Dataset rows describing interfaces
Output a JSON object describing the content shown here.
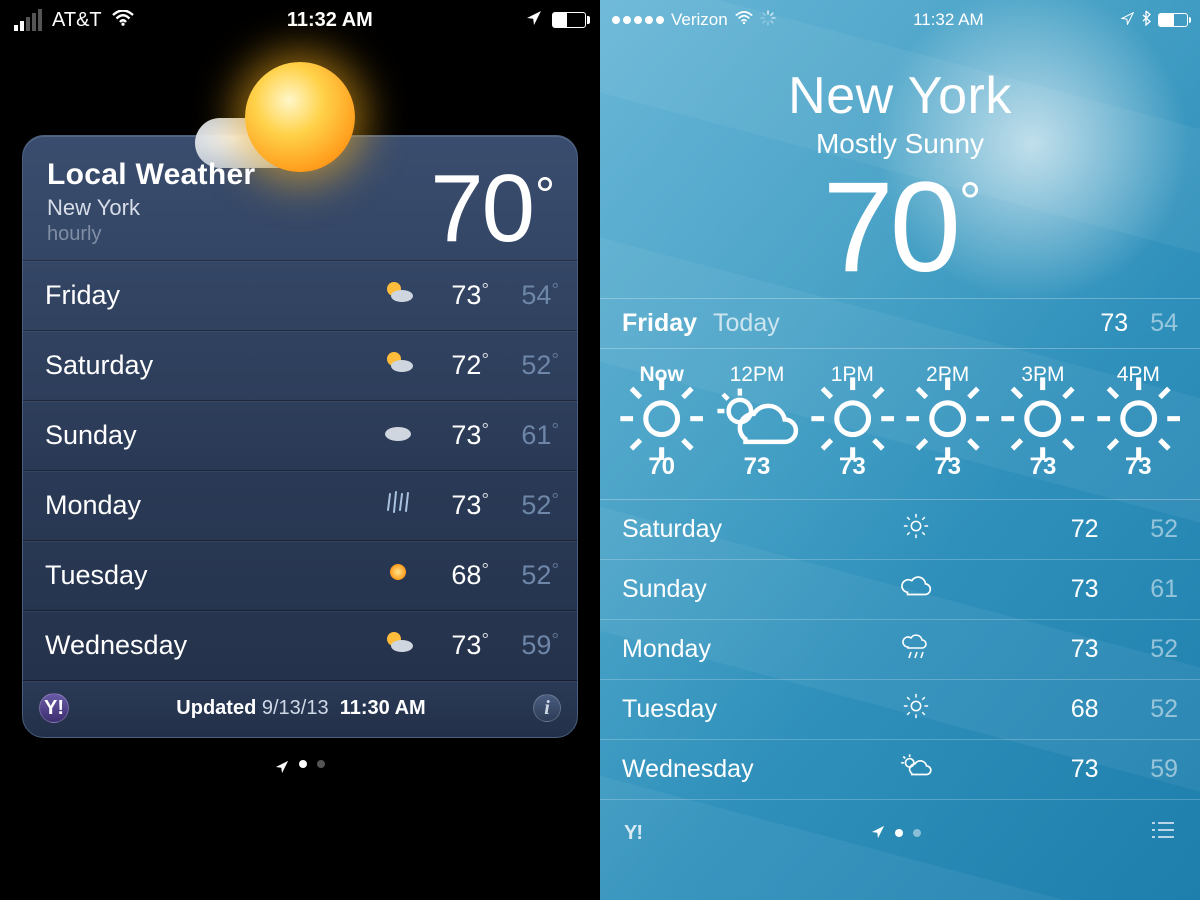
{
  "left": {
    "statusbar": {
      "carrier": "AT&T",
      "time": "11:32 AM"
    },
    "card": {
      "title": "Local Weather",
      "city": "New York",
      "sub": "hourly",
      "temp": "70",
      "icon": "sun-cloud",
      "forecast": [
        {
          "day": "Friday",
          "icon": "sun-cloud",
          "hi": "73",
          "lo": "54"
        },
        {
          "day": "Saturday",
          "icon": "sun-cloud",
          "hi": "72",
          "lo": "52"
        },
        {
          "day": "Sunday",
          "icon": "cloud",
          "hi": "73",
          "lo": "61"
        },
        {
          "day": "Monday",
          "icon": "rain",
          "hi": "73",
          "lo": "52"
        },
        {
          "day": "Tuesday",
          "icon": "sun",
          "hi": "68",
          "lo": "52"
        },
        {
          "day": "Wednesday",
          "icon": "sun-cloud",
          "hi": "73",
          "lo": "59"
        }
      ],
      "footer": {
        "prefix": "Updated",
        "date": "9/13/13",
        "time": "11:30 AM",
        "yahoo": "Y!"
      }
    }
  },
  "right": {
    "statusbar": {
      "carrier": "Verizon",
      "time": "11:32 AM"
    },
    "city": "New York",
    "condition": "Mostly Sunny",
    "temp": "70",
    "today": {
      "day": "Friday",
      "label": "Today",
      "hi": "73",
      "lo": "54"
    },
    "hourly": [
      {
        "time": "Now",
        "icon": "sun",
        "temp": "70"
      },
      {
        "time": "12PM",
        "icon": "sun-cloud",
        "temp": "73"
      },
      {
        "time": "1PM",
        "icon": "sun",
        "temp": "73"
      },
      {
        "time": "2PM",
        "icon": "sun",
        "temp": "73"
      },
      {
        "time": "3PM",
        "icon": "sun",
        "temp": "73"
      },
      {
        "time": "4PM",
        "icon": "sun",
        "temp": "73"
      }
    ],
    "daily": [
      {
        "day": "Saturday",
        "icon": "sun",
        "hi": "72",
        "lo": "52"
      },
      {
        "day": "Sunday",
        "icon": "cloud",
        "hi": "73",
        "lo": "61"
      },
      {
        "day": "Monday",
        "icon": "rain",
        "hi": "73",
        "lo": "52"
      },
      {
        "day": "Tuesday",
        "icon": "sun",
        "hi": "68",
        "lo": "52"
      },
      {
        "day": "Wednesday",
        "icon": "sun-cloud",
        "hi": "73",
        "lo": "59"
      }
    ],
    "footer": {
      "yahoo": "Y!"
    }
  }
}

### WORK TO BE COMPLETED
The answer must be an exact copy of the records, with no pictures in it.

### EXERCISE RESULT
Output a JSON object describing the content shown here.
{
  "left": {
    "statusbar": {
      "carrier": "AT&T",
      "time": "11:32 AM"
    },
    "card": {
      "title": "Local Weather",
      "city": "New York",
      "sub": "hourly",
      "temp": "70",
      "icon": "sun-cloud",
      "forecast": [
        {
          "day": "Friday",
          "icon": "sun-cloud",
          "hi": "73",
          "lo": "54"
        },
        {
          "day": "Saturday",
          "icon": "sun-cloud",
          "hi": "72",
          "lo": "52"
        },
        {
          "day": "Sunday",
          "icon": "cloud",
          "hi": "73",
          "lo": "61"
        },
        {
          "day": "Monday",
          "icon": "rain",
          "hi": "73",
          "lo": "52"
        },
        {
          "day": "Tuesday",
          "icon": "sun",
          "hi": "68",
          "lo": "52"
        },
        {
          "day": "Wednesday",
          "icon": "sun-cloud",
          "hi": "73",
          "lo": "59"
        }
      ],
      "footer": {
        "prefix": "Updated",
        "date": "9/13/13",
        "time": "11:30 AM",
        "yahoo": "Y!"
      }
    }
  },
  "right": {
    "statusbar": {
      "carrier": "Verizon",
      "time": "11:32 AM"
    },
    "city": "New York",
    "condition": "Mostly Sunny",
    "temp": "70",
    "today": {
      "day": "Friday",
      "label": "Today",
      "hi": "73",
      "lo": "54"
    },
    "hourly": [
      {
        "time": "Now",
        "icon": "sun",
        "temp": "70"
      },
      {
        "time": "12PM",
        "icon": "sun-cloud",
        "temp": "73"
      },
      {
        "time": "1PM",
        "icon": "sun",
        "temp": "73"
      },
      {
        "time": "2PM",
        "icon": "sun",
        "temp": "73"
      },
      {
        "time": "3PM",
        "icon": "sun",
        "temp": "73"
      },
      {
        "time": "4PM",
        "icon": "sun",
        "temp": "73"
      }
    ],
    "daily": [
      {
        "day": "Saturday",
        "icon": "sun",
        "hi": "72",
        "lo": "52"
      },
      {
        "day": "Sunday",
        "icon": "cloud",
        "hi": "73",
        "lo": "61"
      },
      {
        "day": "Monday",
        "icon": "rain",
        "hi": "73",
        "lo": "52"
      },
      {
        "day": "Tuesday",
        "icon": "sun",
        "hi": "68",
        "lo": "52"
      },
      {
        "day": "Wednesday",
        "icon": "sun-cloud",
        "hi": "73",
        "lo": "59"
      }
    ],
    "footer": {
      "yahoo": "Y!"
    }
  }
}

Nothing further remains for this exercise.